What you have to do =
Copy out each line of the data that includes the string "Enter".

Material to process =

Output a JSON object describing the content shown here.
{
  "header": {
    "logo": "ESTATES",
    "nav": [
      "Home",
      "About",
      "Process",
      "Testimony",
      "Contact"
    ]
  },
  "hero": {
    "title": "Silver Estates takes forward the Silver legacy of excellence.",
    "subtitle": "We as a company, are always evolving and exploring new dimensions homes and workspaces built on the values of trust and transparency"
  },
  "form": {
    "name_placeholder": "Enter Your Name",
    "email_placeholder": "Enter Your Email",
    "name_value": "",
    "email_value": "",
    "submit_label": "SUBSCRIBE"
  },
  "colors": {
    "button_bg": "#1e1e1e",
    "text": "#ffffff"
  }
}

Solution =
    "name_placeholder": "Enter Your Name",
    "email_placeholder": "Enter Your Email",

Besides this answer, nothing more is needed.